Garfield was shot twice by Charles J. Guitea at Railroad Station in Washington, D.C. on July 2, 1881. After eleven weeks of intensive and other care Garfield died in Elberon, New Jersey, the second of four presidents to be assassinated, following Abraham Lincoln.
1882 · The Chinese Exclusion Act
A federal law prohibiting all immigration of Chinese laborers. The Act was the first law to prevent all members of a national group from immigrating to the United States.
1894 · Confederate Soldiers and Sailors Monument
On May 30, 18944 the Confederate Soldiers and Sailors’ Monument was unveiled. It is 73 feet high and over looks Libby Hill Park. the statue represents the 13 Confederate States.
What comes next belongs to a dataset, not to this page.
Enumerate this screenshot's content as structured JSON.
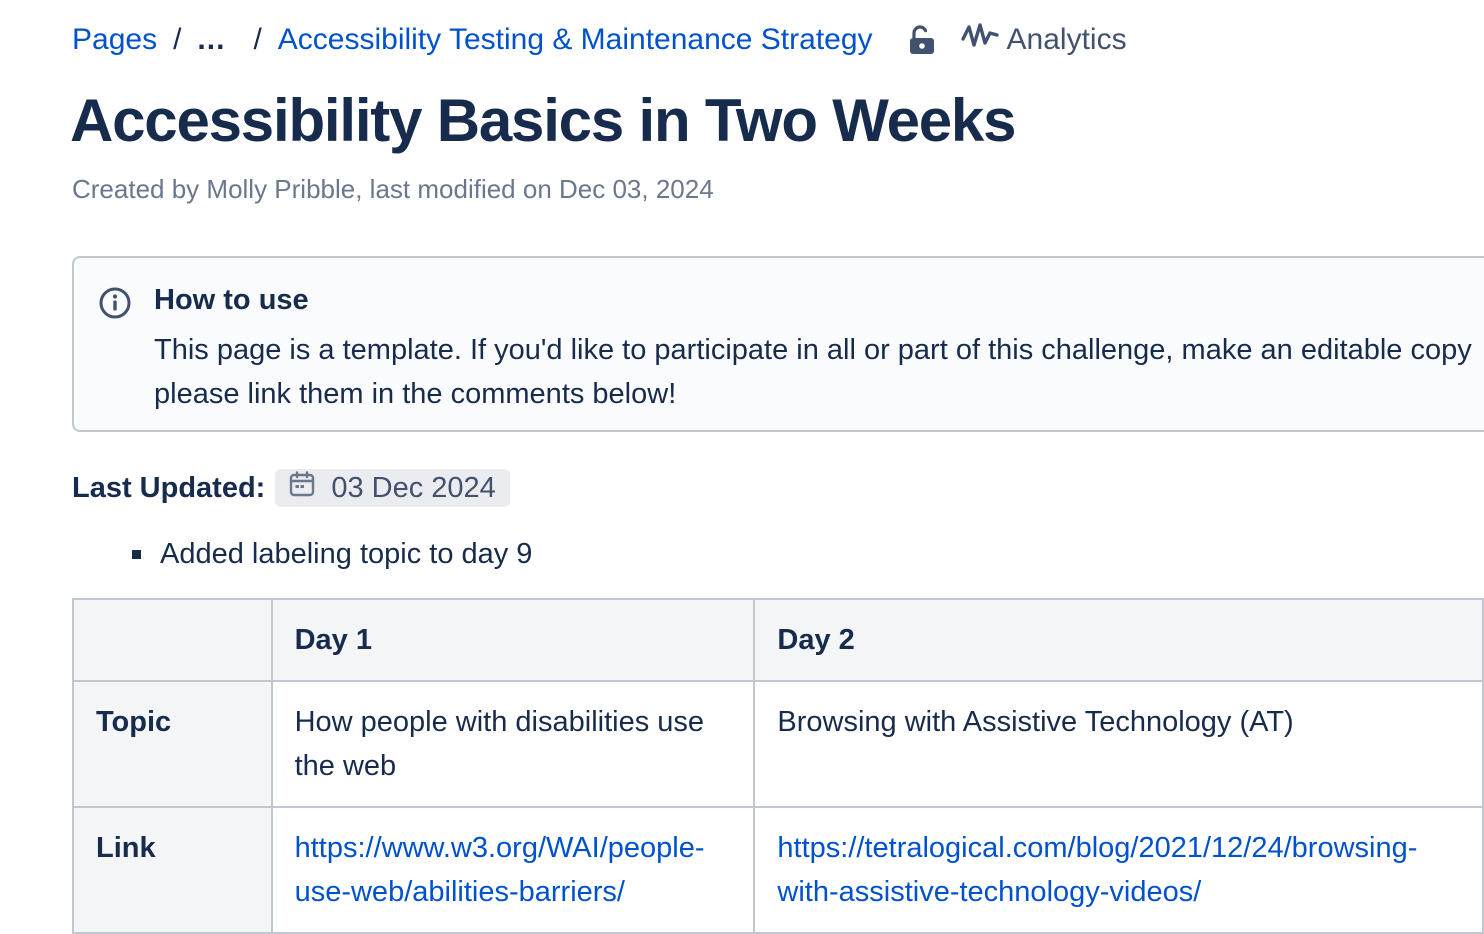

1 English, Scottish, Welsh, and German: from the Old French personal name Olivier, which was taken to England by the Normans from France. It was popular throughout Europe in the Middle Ages as having been borne by one of Charlemagne's paladins, the faithful friend of Roland, about whose exploits there were many popular romances. The name ostensibly means ‘olive tree’ ( see Oliveira ), but this is almost certainly the result of folk etymology working on an unidentified Germanic personal name, perhaps a cognate of Alvaro . The surname is also borne by Jews, apparently as an adoption of the non-Jewish surname.2 Catalan and southern French (Occitan): generally a topographic name from oliver ‘olive tree’, but in some instances possibly related to the homonymous personal name (see 1 above).